And the church, all they want is your money
The Queen is dead, boys
And it’s so lonely on a limb

Life is very long, when you’re lonely

Great rock music has always traded on the conflict between its outsiderness and ideas of community. As Morrissey’s lyrics say, there’s no point in being free of a culture’s bullshit (Church, drink, Crown) if there’s no one left to share your opposition with. The Smiths’ concerns were, of course, so very British, their tradition-bound culture a great foil for the band’s expressions of protest. Yet it spoke to my friends and me at age 16. Morrissey was at once god and cipher: talking in code about problems in his own life—with his record label (“Frankly, Mr. Shankly,” “The Boy With the Thorn in His Side”), with the Catholic church (“Vicar in a Tutu”) and with himself (all his other songs)—while being so beautifully confident as a performer.

Midway through the show, the band played the now-classic “There Is a Light That Never Goes Out.” In the song, Morrissey’s words perfectly capture the transition of adolescence: the longing for freedom, for life, and the feeling of no longer fitting in where you once had.

Take me out tonight
Where there’s music and there’s people
And they’re young and alive
Driving in your car
I never, never want to go home
Because I haven’t got one

Yet the “light” in the song’s title endures forever—it “never goes out”—despite existential homelessness, crashing into a double-decker bus or being killed by a ten-ton truck: “To die by your side / Is such a heavenly way to die.” Is the “light” love, or is it longing? Morrissey’s narrator is frustrated by his hesitation to take what he really wants.

And in the darkened underpass
I thought, oh God
My chance has come at last
But then a strange fear gripped me
And I just couldn’t ask

I looked at my best friend in the seat to my right as I sang out the closing chorus with the audience. I was shocked to discover him not standing like everyone else, but in his seat, making out with the girl next to him. At the time I thought, What a shame! He’s missing the best concert ever! But maybe he took Morrissey’s lament to heart, followed the “light” and killed his own sexual frustration, no matter what anyone else thought he should be doing.

The Smiths ended their first set with an intense version of their massive downer “I Know It’s Over.” It’s a story of failed love in which Morrissey moans that even being funny, clever, entertaining and “so very good-looking” is not enough.

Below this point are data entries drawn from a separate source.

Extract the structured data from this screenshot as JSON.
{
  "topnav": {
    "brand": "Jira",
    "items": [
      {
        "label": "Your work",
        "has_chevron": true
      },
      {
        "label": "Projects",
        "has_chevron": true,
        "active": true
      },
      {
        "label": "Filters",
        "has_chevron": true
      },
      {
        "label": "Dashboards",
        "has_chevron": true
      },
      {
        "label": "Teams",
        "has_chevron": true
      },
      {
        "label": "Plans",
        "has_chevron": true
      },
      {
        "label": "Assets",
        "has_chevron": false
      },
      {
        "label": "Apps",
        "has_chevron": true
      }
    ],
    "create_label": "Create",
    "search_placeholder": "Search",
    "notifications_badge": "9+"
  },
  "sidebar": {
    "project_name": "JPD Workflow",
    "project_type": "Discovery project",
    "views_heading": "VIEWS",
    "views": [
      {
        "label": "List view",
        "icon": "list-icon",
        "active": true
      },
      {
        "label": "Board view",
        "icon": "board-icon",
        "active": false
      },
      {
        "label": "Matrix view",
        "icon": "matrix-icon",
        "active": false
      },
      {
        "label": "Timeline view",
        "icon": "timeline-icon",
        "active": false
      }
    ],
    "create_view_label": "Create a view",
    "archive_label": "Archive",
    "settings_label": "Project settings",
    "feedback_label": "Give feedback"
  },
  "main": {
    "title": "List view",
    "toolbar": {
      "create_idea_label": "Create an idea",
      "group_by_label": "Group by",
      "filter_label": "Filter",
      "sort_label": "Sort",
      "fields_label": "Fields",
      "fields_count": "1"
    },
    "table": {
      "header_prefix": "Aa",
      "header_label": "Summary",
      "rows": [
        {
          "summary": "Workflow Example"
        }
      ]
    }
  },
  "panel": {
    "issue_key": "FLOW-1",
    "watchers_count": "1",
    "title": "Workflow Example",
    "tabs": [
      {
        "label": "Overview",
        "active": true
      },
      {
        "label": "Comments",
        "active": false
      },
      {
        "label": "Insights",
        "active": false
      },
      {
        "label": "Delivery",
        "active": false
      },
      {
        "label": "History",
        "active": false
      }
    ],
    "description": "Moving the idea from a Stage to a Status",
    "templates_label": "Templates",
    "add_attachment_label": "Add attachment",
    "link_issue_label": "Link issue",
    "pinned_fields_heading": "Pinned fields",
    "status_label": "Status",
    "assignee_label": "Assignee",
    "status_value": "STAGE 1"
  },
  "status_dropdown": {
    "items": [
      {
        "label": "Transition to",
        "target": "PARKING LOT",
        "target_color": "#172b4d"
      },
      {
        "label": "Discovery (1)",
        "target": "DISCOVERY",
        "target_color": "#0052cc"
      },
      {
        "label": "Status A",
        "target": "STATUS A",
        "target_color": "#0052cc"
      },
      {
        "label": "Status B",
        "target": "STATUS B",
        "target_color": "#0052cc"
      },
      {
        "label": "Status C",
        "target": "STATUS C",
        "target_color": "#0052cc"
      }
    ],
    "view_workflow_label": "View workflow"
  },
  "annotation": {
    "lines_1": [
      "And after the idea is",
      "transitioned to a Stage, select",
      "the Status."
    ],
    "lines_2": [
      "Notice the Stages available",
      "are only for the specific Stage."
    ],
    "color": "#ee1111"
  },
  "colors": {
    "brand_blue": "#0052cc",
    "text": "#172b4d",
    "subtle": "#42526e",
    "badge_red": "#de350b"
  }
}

With the bar so high, who could possibly succeed? That night in Houston, I watched in awe as Morrissey slowly peeled off his shirt while singing:

Cause tonight is just like any other night
That’s why you’re on your own tonight
With your triumphs and your charms
While they’re in each other’s arms.

By the song’s cathartic outro Morrissey was bare-chested, crooning, wailing, beautiful, raw and vulnerable, testifying over and over: “Oh Mother, I can feel the soil falling over my head.” Buried despite—or maybe because of—his goodness. Wow.

A friend who was with me that night at the concert has since informed me that Morrissey takes off his shirt at every show. This doesn’t detract anything for me; all it means is that Morrissey has never stopped performing like he believes it. Perhaps unable to contain Morrissey’s ego, The Smiths played their last show in December 1986 and released their final, disappointing album, Strangeways, Here We Come, in 1987.

The Queen Is Dead still sounds fresh, 30 years later. It was the album that merged the band’s pop sensibility, rockabilly rhythms and sonic experimentation with Morrissey’s deep lyrics to form a perfect synthesis. Where Strangeways feels slick, overconfident and therefore boring, Queen is exploratory and full of true-to-life tension. For a Smiths’ newbie, The Queen Is Dead is the place to start.

I don’t recall much about driving home that night. I’m sure the import of what we had witnessed was not yet clear to us. The conflicts of adolescence are, naturally, not apparent to the adolescent. As for my lip-locking friend, he just smiled as I tried to explain to him what he had missed. He was happy. He didn’t care.


Feature photo: Everett Collection